Although Gettysburg is often cited as the Civil War’s most important battle, it was the fall of Vicksburg that sealed the fate of the Confederacy. Lincoln said that the war could not be won until the city was taken, as Vicksburg was the last stronghold of the Confederacy on the Mississippi River, preventing shipping between the Union-controlled Midwest and New Orleans and the Gulf of Mexico.
Over the course of a year-long campaign—which even included an attempt to build a canal to divert the Mississippi from the city—General Ulysses S. Grant unsuccessfully tried various ways to take Vicksburg and lost thousands of men in the efforts. Still, he never gave up and eventually succeeded through one of the oldest forms of warfare known: a siege that starved the city’s defenders and forced them to surrender on July 4, 1863.
Drawing on his new book, Vicksburg: Grant's Campaign That Broke the Confederacy Donald L. Miller tells the astonishing story of the longest and most decisive military campaign of the Civil War. He discusses how Grant’s victory split three states—Texas, Arkansas, and Louisiana—from the rest of the Confederacy and left most of Mississippi in Union hands, and how it sparked a social revolution in the South, resulting in more than 100,000 slaves fleeing to the Union lines in Mississippi, with 21,000 of them joining the army.
Miller is the John Henry MacCracken professor of history emeritus at Lafayette College in Easton, Pennsylvania.

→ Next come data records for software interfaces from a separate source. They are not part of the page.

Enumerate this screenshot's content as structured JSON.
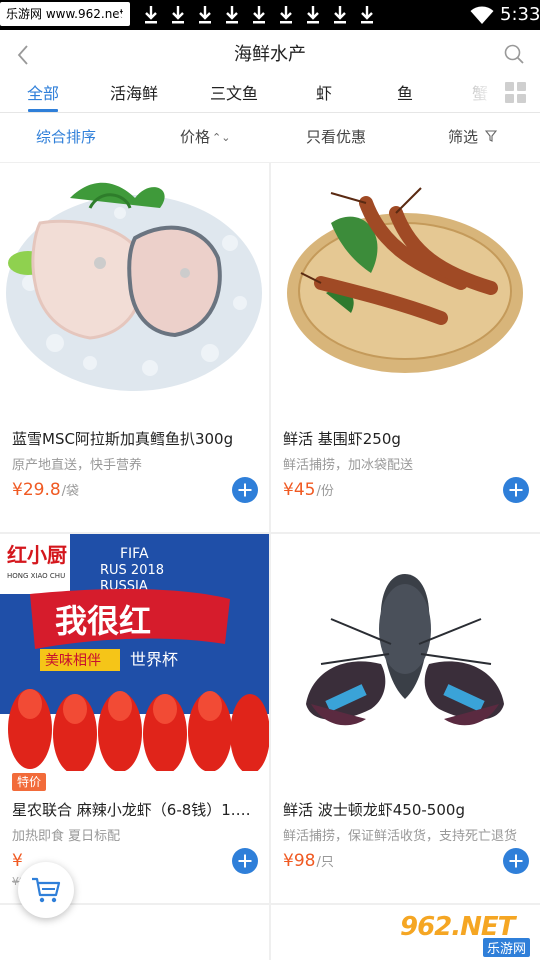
{
  "status_bar": {
    "watermark": "乐游网 www.962.net",
    "time": "5:33",
    "icons": [
      "download-arrow-icon",
      "wifi-icon"
    ]
  },
  "header": {
    "title": "海鲜水产",
    "back_icon": "chevron-left-icon",
    "search_icon": "search-icon"
  },
  "tabs": [
    {
      "label": "全部",
      "active": true
    },
    {
      "label": "活海鲜",
      "active": false
    },
    {
      "label": "三文鱼",
      "active": false
    },
    {
      "label": "虾",
      "active": false
    },
    {
      "label": "鱼",
      "active": false
    },
    {
      "label": "蟹",
      "active": false
    }
  ],
  "sort_bar": {
    "items": [
      {
        "label": "综合排序",
        "active": true
      },
      {
        "label": "价格",
        "icon": "sort-updown-icon"
      },
      {
        "label": "只看优惠"
      },
      {
        "label": "筛选",
        "icon": "filter-icon"
      }
    ]
  },
  "products": [
    {
      "name": "蓝雪MSC阿拉斯加真鳕鱼扒300g",
      "desc": "原产地直送，快手营养",
      "price": "¥29.8",
      "unit": "/袋"
    },
    {
      "name": "鲜活 基围虾250g",
      "desc": "鲜活捕捞，加冰袋配送",
      "price": "¥45",
      "unit": "/份"
    },
    {
      "name": "星农联合 麻辣小龙虾（6-8钱）1.…",
      "desc": "加热即食  夏日标配",
      "price": "¥",
      "unit": "",
      "original_price": "¥9",
      "tag": "特价",
      "image_text": {
        "brand": "红小厨",
        "brand_en": "HONG XIAO CHU",
        "headline": "我很红",
        "sub1": "美味相伴",
        "sub2": "世界杯",
        "fifa": "FIFA",
        "rus": "RUS 2018",
        "russia": "RUSSIA"
      }
    },
    {
      "name": "鲜活 波士顿龙虾450-500g",
      "desc": "鲜活捕捞，保证鲜活收货，支持死亡退货",
      "price": "¥98",
      "unit": "/只"
    }
  ],
  "cart": {
    "icon": "cart-icon"
  },
  "watermark_logo": {
    "top": "962.NET",
    "bottom": "乐游网"
  },
  "colors": {
    "accent": "#2f7fd9",
    "price": "#f05a23",
    "tag": "#f26b3a"
  }
}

He has hosted, coproduced, or served as historical consultant for more than 30 television documentaries and has written for the New York Times, Washington Post, and other publications.
Copies of Vicksburg (Simon & Schuster) are available for purchase and signing.